== Excerpted records ==

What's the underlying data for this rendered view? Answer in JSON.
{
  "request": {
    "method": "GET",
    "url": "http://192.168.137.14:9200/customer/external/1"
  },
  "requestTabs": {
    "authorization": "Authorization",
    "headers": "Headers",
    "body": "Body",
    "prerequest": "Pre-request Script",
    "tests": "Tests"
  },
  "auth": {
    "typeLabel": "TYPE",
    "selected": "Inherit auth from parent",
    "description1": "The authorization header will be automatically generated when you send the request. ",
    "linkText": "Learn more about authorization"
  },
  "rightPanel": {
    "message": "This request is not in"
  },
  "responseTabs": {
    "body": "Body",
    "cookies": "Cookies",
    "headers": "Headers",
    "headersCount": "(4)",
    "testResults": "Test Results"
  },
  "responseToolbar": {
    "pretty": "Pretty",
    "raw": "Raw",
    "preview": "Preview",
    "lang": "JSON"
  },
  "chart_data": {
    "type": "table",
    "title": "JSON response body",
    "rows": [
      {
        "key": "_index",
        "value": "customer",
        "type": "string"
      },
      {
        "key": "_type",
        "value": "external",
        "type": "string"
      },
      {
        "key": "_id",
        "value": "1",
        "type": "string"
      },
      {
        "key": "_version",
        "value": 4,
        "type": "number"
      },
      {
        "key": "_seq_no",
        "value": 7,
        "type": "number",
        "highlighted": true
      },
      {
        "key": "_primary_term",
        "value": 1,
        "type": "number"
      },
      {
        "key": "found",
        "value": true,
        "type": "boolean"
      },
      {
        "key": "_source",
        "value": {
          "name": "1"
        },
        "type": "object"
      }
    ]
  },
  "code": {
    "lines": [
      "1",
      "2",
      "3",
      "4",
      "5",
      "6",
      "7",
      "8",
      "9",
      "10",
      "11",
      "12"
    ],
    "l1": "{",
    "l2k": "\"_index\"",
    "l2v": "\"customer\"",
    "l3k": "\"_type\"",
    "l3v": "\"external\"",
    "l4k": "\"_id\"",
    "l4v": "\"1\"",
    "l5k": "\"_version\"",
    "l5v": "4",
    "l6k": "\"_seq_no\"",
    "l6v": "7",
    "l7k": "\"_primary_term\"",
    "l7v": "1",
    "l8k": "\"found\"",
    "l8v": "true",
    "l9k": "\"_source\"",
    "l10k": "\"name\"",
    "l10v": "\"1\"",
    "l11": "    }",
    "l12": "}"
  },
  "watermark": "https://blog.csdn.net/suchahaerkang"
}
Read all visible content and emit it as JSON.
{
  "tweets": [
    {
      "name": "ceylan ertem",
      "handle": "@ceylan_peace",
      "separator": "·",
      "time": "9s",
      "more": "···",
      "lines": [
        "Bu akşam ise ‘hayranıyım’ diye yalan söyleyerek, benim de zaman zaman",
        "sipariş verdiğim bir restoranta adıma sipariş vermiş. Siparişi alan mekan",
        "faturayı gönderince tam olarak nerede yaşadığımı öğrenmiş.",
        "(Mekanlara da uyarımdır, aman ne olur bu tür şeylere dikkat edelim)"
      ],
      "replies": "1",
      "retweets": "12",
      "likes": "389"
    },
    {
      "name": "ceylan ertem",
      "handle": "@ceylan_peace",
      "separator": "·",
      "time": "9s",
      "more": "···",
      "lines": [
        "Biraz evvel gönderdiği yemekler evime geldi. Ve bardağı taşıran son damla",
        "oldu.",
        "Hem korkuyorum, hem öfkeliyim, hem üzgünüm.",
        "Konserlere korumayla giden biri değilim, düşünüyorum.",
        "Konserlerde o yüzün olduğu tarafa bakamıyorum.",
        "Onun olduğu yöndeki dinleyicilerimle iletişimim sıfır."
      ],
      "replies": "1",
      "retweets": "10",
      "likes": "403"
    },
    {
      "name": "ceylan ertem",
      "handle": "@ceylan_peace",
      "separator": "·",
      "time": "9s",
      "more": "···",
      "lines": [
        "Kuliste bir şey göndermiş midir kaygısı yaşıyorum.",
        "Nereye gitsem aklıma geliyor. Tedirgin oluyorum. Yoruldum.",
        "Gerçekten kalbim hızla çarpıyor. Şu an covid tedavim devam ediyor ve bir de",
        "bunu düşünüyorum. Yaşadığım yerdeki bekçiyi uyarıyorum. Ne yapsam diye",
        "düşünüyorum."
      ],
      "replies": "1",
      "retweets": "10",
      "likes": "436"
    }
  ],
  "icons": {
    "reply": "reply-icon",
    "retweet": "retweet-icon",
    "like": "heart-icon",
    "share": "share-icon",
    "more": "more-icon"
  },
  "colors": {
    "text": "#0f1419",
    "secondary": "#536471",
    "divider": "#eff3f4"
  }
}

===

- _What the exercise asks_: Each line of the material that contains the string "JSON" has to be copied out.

- _Answer to the exercise_:
What's the underlying data for this rendered view? Answer in JSON.
    "lang": "JSON"
    "title": "JSON response body",
Read all visible content and emit it as JSON.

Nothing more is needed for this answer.